I’ve never loved the gym, and I am not a runner (I have been known to jog into Uncle Dan’s though). My aversion to running started way back in grade one. Six years old and attending a small school in Cairns, cane fields rustling in the breeze out the back, all of us were marched onto the oval to run. All the way around in the heat. I hated it. Right there the stubborn Taurean was officially born, and unfortunately for all PE teachers to come, I was to be the one they’d never convince.

My wise mum got me involved in something she knew I’d like – ballet. It was my extra curricula thing. Sadly, at 16 it became apparent my ankles didn’t have the strength, so I took up tennis. I enjoyed it, especially when I discovered I could win by perfecting my serve to ace my opponent, eradicating the need to, you guessed it – run! Resourceful, I am.

Let’s be honest, most of us especially when we are young, care not for fitness but about how we look. I thought I was blessed with a fast metabolism and the ability to eat anything (Muffin Break treats daily and Uni dinners of pasta, cheese and tomato sauce – fail, fail). If the skirt didn’t fit right, I’d go on a walk every morning for a couple of weeks and be fine. That didn’t last.

I was lucky to have Cooper to encourage me all these years. He’s an all-round fitness nut (my opposite). I’ve dipped in and out of gym, Body Combat, Yoga, Body Balance, walking, Barre; I’ve tested fitness classes, diets and supplements, achieving varying degrees of satisfaction. Drudgery, all with the aim of gaining some kind of ‘perfection’. Until I realised that it’s not just about what I look like. Slow-learner, I am.

While I’m sharing wisdom, here’s what else I found out along the way: long term weight maintenance happens because we make better choices and exercise more often than not. Also, active life = good mood, feeling motivated and inspired.

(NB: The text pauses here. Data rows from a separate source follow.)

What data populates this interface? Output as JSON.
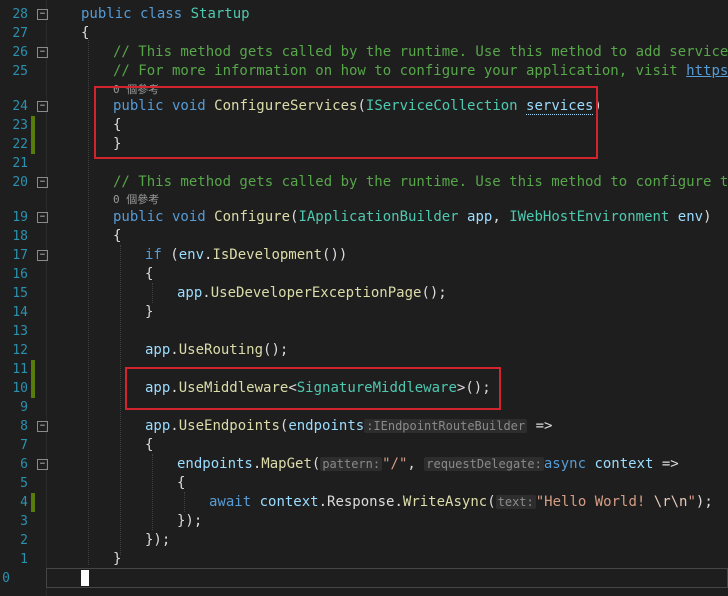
{
  "lines": [
    {
      "num": "28",
      "fold": "⊟",
      "mod": false
    },
    {
      "num": "27",
      "fold": "",
      "mod": false
    },
    {
      "num": "26",
      "fold": "⊟",
      "mod": false
    },
    {
      "num": "25",
      "fold": "",
      "mod": false
    },
    {
      "num": "24",
      "fold": "⊟",
      "mod": false
    },
    {
      "num": "23",
      "fold": "",
      "mod": true
    },
    {
      "num": "22",
      "fold": "",
      "mod": true
    },
    {
      "num": "21",
      "fold": "",
      "mod": false
    },
    {
      "num": "20",
      "fold": "⊟",
      "mod": false
    },
    {
      "num": "19",
      "fold": "⊟",
      "mod": false
    },
    {
      "num": "18",
      "fold": "",
      "mod": false
    },
    {
      "num": "17",
      "fold": "⊟",
      "mod": false
    },
    {
      "num": "16",
      "fold": "",
      "mod": false
    },
    {
      "num": "15",
      "fold": "",
      "mod": false
    },
    {
      "num": "14",
      "fold": "",
      "mod": false
    },
    {
      "num": "13",
      "fold": "",
      "mod": false
    },
    {
      "num": "12",
      "fold": "",
      "mod": false
    },
    {
      "num": "11",
      "fold": "",
      "mod": true
    },
    {
      "num": "10",
      "fold": "",
      "mod": true
    },
    {
      "num": "9",
      "fold": "",
      "mod": false
    },
    {
      "num": "8",
      "fold": "⊟",
      "mod": false
    },
    {
      "num": "7",
      "fold": "",
      "mod": false
    },
    {
      "num": "6",
      "fold": "⊟",
      "mod": false
    },
    {
      "num": "5",
      "fold": "",
      "mod": false
    },
    {
      "num": "4",
      "fold": "",
      "mod": true
    },
    {
      "num": "3",
      "fold": "",
      "mod": false
    },
    {
      "num": "2",
      "fold": "",
      "mod": false
    },
    {
      "num": "1",
      "fold": "",
      "mod": false
    },
    {
      "num": "0",
      "fold": "",
      "mod": false
    }
  ],
  "code": {
    "class_kw": "public class",
    "class_name": "Startup",
    "brace_open": "{",
    "brace_close": "}",
    "comment1": "// This method gets called by the runtime. Use this method to add services to",
    "comment2_a": "// For more information on how to configure your application, visit ",
    "comment2_url": "https://g",
    "refs1": "0 個參考",
    "cs_kw": "public void",
    "cs_name": "ConfigureServices",
    "cs_paren": "(",
    "cs_type": "IServiceCollection",
    "cs_param": "services",
    "cs_close": ")",
    "comment3": "// This method gets called by the runtime. Use this method to configure the H",
    "refs2": "0 個參考",
    "cf_kw": "public void",
    "cf_name": "Configure",
    "cf_args_a": "(",
    "cf_type1": "IApplicationBuilder",
    "cf_param1": "app",
    "cf_comma": ", ",
    "cf_type2": "IWebHostEnvironment",
    "cf_param2": "env",
    "cf_close": ")",
    "if_kw": "if",
    "if_open": " (",
    "if_env": "env",
    "if_dot": ".",
    "if_fn": "IsDevelopment",
    "if_close": "())",
    "ude_app": "app",
    "ude_fn": "UseDeveloperExceptionPage",
    "ude_end": "();",
    "ur_app": "app",
    "ur_fn": "UseRouting",
    "ur_end": "();",
    "um_app": "app",
    "um_fn": "UseMiddleware",
    "um_lt": "<",
    "um_type": "SignatureMiddleware",
    "um_end": ">();",
    "ue_app": "app",
    "ue_fn": "UseEndpoints",
    "ue_open": "(",
    "ue_param": "endpoints",
    "ue_hint": ":IEndpointRouteBuilder",
    "ue_arrow": " =>",
    "mg_ep": "endpoints",
    "mg_fn": "MapGet",
    "mg_open": "(",
    "mg_hint1": "pattern:",
    "mg_str": "\"/\"",
    "mg_comma": ", ",
    "mg_hint2": "requestDelegate:",
    "mg_async": "async",
    "mg_ctx": " context",
    "mg_arrow": " =>",
    "aw_kw": "await",
    "aw_ctx": " context",
    "aw_resp": ".Response.",
    "aw_fn": "WriteAsync",
    "aw_open": "(",
    "aw_hint": "text:",
    "aw_str1": "\"Hello World! ",
    "aw_esc": "\\r\\n",
    "aw_str2": "\"",
    "aw_end": ");",
    "close_paren": "});",
    "close_paren2": "});"
  }
}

So simple!

Recently I saw Andrea Corbett share her moving story. She’s ranked in the top five international female body builders in the world. A former school teacher, she told of how she hit a majorly tough spot in her life and was living on anti-depressants. She didn’t want it to be like that, and following a serendipitous turn of events she says, “I found body-building, and it saved my life”. Her mantra hit home: fitness means looking and feeling good.

I gathered a group of girlfriends to grill them on the topic, and we concluded that without a doubt some (not all, obviously) periods of depression in our lives have coincided with a lack of exercise and unhealthy life choices.

I am a spectator at heart. A very good one too. Once, my friend Julie and I turned up to a footy game to cheer Cooper on, feeling proud for being there in the first place, only to realise we were watching the wrong game. #girlfriendfail

I am a better spectator than athlete. But, despite the foot-stomping, procrastinating and initial disinterest in the gym, this ‘spectator’ does finally get the true meaning of living a fit life. Sexy, skinny selfies might be cool, but now and in the long term, the value in getting healthy is really about the happiness payoff. That’s the advice I share with my younger friends, and the experience I discuss with contemporaries. It’s never too late to get active, to find something you enjoy doing and make it a habit. I’ve just spotted an ad for ‘swing fit’ in my neighbourhood (swing dancing, to be clear). Health. Happiness. Fabulous. It seems running may not even be required.

Read the September issue of Get it Magazine